The reality is that no one is completely unique. 4s focus on their uniqueness because everything about them that is ordinary has been consigned to the shadowland.
THE NOT SO GREAT ESCAPE
Small minds are concerned with the extraordinary, great minds with the ordinary.
4s’ intense fascination with aesthetics, passion, romanticism, and the contemplation of their inner worlds can sometimes be nothing more than escapism. If they spend enough time in such rarified air, they might be able to convince themselves that those are the things that really matter rather than the mundane things everyone else is concerned with. But this not only distances them from other people, it actually distances them from themselves—at least from the parts of themselves they don’t want to acknowledge.
ROUTINE AS PRACTICE
In The Wisdom of the Enneagram, Riso and Hudson suggest 4s develop routines:
Set up positive, constructive routines for yourself. Fours tend to wait for inspiration to strike, but inspiration has a better chance of getting through to you if your daily schedule and living space are arranged in ways that support your creativity, your physical and emotional health, and above all your active engagement with the world. In your case, a little structure can go a long way in freeing up your creativity.
This seems like excellent advice. In fact, all of the healthy 4s I’ve known have followed it, and as a result, have been more productive and have seemed happier than the ones who haven’t. Routines can be grounding for 4s, creating a kind of interface with the external (commonplace) world and the people who live in it.
Routines are also a way for 4s to recognize their own ordinariness and to intentionally be ordinary, thereby lightening the load of their very heavy shadow.
- Only the Shadow Knows (ninepaths.com)
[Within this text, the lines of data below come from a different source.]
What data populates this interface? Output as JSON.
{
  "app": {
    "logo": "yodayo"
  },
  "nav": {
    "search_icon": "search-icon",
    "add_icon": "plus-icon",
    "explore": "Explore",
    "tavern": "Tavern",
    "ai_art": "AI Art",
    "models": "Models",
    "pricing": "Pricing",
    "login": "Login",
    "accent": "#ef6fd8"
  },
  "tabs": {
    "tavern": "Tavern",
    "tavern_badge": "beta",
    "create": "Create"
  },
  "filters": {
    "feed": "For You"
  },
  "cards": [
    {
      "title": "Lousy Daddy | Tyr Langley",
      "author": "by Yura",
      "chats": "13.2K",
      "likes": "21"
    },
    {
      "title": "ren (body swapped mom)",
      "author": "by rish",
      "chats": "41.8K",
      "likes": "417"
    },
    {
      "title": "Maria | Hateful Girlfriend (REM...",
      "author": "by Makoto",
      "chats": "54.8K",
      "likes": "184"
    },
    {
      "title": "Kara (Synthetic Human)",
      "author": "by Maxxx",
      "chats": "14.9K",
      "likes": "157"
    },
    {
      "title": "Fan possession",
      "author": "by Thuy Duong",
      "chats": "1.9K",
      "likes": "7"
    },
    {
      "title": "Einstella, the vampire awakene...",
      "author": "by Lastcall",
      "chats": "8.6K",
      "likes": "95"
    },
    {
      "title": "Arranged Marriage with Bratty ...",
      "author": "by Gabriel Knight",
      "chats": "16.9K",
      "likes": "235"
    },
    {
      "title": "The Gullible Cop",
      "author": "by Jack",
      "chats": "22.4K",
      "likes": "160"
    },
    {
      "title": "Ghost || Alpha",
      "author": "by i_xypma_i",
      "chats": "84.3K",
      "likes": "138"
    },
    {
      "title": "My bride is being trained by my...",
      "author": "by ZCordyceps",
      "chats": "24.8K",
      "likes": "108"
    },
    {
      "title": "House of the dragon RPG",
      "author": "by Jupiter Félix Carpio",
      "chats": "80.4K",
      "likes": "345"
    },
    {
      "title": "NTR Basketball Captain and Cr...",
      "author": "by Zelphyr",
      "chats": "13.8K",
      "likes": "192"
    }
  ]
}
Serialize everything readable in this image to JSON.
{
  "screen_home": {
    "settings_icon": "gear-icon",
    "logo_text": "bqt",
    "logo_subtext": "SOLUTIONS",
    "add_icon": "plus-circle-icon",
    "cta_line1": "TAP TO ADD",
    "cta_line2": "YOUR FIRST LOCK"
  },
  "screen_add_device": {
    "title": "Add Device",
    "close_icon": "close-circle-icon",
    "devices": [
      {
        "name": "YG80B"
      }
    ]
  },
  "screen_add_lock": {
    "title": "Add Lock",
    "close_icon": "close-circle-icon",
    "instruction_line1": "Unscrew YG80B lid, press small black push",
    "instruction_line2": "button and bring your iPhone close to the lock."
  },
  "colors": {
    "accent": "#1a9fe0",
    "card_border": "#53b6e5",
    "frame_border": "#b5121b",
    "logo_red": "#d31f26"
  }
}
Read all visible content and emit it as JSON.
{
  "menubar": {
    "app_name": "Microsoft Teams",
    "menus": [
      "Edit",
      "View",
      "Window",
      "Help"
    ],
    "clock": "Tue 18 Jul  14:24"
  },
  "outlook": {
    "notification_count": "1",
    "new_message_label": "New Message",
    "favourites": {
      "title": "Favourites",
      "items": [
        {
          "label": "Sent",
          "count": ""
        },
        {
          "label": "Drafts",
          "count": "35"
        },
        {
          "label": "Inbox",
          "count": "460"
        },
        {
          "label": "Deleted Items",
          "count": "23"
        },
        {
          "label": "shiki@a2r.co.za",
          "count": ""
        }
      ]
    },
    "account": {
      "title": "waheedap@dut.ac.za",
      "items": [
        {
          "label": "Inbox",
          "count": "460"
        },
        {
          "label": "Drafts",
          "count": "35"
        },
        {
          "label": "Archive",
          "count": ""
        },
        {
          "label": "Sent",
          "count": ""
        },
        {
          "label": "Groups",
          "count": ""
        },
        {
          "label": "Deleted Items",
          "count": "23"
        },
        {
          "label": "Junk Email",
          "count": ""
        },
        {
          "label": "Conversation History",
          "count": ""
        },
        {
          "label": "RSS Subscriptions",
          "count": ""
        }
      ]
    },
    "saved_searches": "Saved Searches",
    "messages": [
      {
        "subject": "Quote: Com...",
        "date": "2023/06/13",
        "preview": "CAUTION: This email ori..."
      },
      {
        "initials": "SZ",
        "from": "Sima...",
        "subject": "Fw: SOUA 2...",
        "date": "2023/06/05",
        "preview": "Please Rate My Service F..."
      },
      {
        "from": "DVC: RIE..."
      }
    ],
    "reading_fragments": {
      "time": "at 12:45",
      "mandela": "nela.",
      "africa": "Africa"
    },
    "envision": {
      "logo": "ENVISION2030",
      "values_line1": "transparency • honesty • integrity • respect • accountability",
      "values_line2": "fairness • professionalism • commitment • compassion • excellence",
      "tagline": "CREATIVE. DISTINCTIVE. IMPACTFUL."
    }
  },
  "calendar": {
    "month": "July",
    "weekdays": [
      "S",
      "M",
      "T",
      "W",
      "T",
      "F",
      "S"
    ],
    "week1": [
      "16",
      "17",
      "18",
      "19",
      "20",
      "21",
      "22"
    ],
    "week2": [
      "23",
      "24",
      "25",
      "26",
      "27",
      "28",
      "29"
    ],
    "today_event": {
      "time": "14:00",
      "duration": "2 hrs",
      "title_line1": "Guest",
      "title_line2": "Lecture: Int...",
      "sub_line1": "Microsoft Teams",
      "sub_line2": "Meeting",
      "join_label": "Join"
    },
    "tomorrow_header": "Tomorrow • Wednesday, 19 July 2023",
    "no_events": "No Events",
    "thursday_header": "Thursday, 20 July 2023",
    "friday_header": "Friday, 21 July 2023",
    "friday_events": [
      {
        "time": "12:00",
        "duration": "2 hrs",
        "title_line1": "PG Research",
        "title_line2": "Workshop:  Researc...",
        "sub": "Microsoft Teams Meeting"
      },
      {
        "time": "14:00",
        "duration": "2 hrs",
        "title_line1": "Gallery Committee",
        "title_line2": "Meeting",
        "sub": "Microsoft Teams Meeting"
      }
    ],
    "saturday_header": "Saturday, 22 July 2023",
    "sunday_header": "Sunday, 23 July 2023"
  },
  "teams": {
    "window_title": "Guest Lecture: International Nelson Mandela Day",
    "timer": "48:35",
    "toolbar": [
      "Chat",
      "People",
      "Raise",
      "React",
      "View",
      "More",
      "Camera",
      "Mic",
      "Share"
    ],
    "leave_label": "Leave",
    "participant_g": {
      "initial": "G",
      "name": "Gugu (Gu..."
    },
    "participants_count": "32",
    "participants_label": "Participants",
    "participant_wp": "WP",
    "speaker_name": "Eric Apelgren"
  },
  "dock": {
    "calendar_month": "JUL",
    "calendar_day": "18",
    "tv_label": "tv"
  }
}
- In the Shadow of Type 1: Anger (ninepaths.com)
- In the Shadow of Type 2: Neediness (ninepaths.com)
- In the Shadow of Type 3: Failure (ninepaths.com)